Deleting files is a fundamental operation, just like copying files or renaming/moving them. In Linux, there's a dedicated command - dubbed rm - that lets you perform all deletion-related operations. In this tutorial, we will discuss the basics of this tool along with some easy to understand examples.
But before we do that, it's worth mentioning that all examples mentioned in the article have been tested on Ubuntu 16.04 LTS.
Linux rm command
So in layman's terms, we can simply say the rm command is used for removing/deleting files and directories. Following is the syntax of the command:
rm [OPTION]... [FILE]...
And here's how the tool's man page describes it:
This manual page documents the GNU version of rm. rm removes each specified file. By default, it
does not remove directories.
If the -I or --interactive=once option is given, and there are more than three files or the -r,
-R, or --recursive are given, then rm prompts the user for whether to proceed with the entire
operation. If the response is not affirmative, the entire command is aborted.
Otherwise, if a file is unwritable, standard input is a terminal, and the -f or --force option is
not given, or the -i or --interactive=always option is given, rm prompts the user for whether to
remove the file. If the response is not affirmative, the file is skipped.
The following Q&A-styled examples will give you a better idea on how the tool works.
Q1. How to remove files using rm command?
That's pretty easy and straightforward. All you have to do is to pass the name of the files (along with paths if they are not in the current working directory) as input to the rm command.
Q2. How to remove directories using rm command?
If you are trying to remove a directory, then you need to use the -r command line option. Otherwise, rm will throw an error saying what you are trying to delete is a directory.
rm -r [dir name]
rm -r testdir
Q3. How to make rm prompt before every removal?
If you want rm to prompt before each delete action it performs, then use the -i command line option.
rm -i [file or dir]
For example, suppose you want to delete a directory 'testdir' and all its contents, but want rm to prompt before every deletion, then here's how you can do that:
rm -r -i testdir
Q4. How to force rm to ignore nonexistent files?
The rm command lets you know through an error message if you try deleting a non-existent file or directory.
However, if you want, you can make rm suppress such error/notifications - all you have to do is to use the -f command line option.
rm -f [filename]
Q5. How to make rm prompt only in some scenarios?
There exists a command line option -I, which when used, makes sure the command only prompts once before removing more than three files, or when removing recursively.
For example, the following screenshot shows this option in action - there was no prompt when two files were deleted, but the command prompted when more than three files were deleted.
Q6. How rm works when dealing with root directory?
Of course, deleting root directory is the last thing a Linux user would want. That's why, the rm command doesn't let you perform a recursive delete operation on this directory by default.
However, if you want to go ahead with this operation for whatever reason, then you need to tell this to rm by using the --no-preserve-root option. When this option is enabled, rm doesn't treat the root directory (/) specially.

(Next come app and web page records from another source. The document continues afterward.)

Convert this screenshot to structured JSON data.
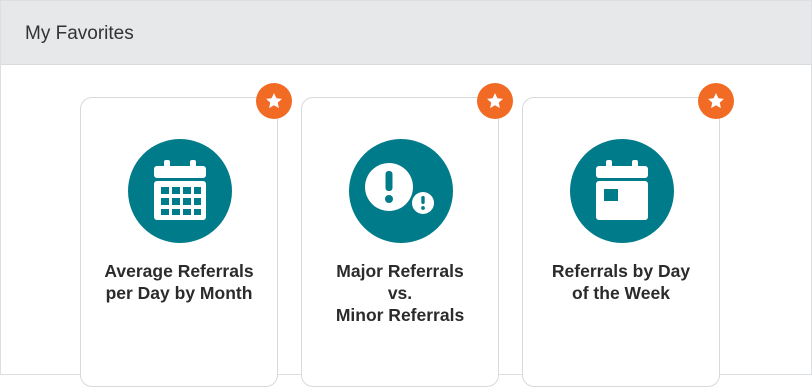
{
  "panel": {
    "title": "My Favorites"
  },
  "colors": {
    "accent_teal": "#007b8a",
    "favorite_orange": "#f26b24",
    "header_bg": "#e6e8ea"
  },
  "cards": [
    {
      "label": "Average Referrals\nper Day by Month",
      "icon": "calendar-grid-icon",
      "favorited": true
    },
    {
      "label": "Major Referrals\nvs.\nMinor Referrals",
      "icon": "exclamation-icon",
      "favorited": true
    },
    {
      "label": "Referrals by Day\nof the Week",
      "icon": "calendar-day-icon",
      "favorited": true
    }
  ]
}
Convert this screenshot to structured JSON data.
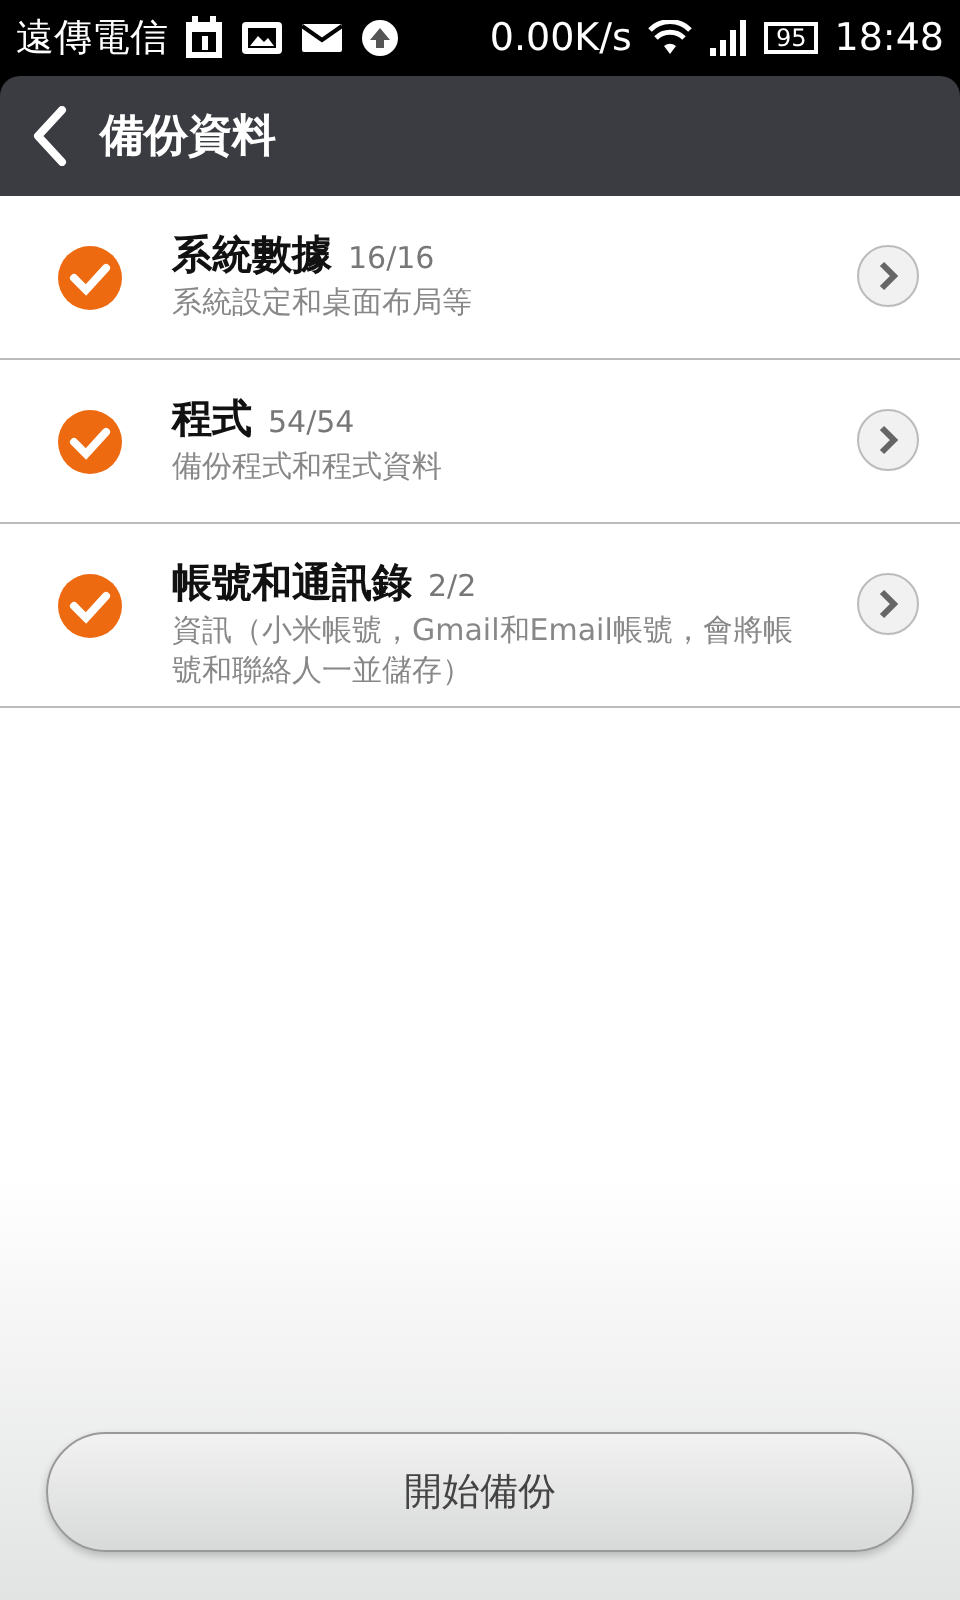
{
  "status_bar": {
    "carrier": "遠傳電信",
    "speed": "0.00K/s",
    "battery": "95",
    "time": "18:48"
  },
  "header": {
    "title": "備份資料"
  },
  "items": [
    {
      "title": "系統數據",
      "count": "16/16",
      "description": "系統設定和桌面布局等",
      "checked": true
    },
    {
      "title": "程式",
      "count": "54/54",
      "description": "備份程式和程式資料",
      "checked": true
    },
    {
      "title": "帳號和通訊錄",
      "count": "2/2",
      "description": "資訊（小米帳號，Gmail和Email帳號，會將帳號和聯絡人一並儲存）",
      "checked": true
    }
  ],
  "button": {
    "label": "開始備份"
  }
}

In case you want to know the scenarios in which a user might want to delete the root directory of their system, head here.
Q7. How to make rm only remove empty directories?
In case you want to restrict rm's directory deletion ability to only empty directories, then you can use the -d command line option.
rm -d [dir]
The following screenshot shows the -d command line option in action - only empty directory got deleted.
Q8. How to force rm to emit details of operation it is performing?
If you want rm to display detailed information of the operation being performed, then this can be done by using the -v command line option.
rm -v [file or directory name]
Given the kind of functionality it offers, rm is one of the most frequently used commands in Linux (like cp and mv). Here, in this tutorial, we have covered almost all major command line options this tool provides. rm has a bit of learning curve associated with, so you'll have to spent some time practicing its options before you start using the tool in your day to day work. For more information, head to the command's man page.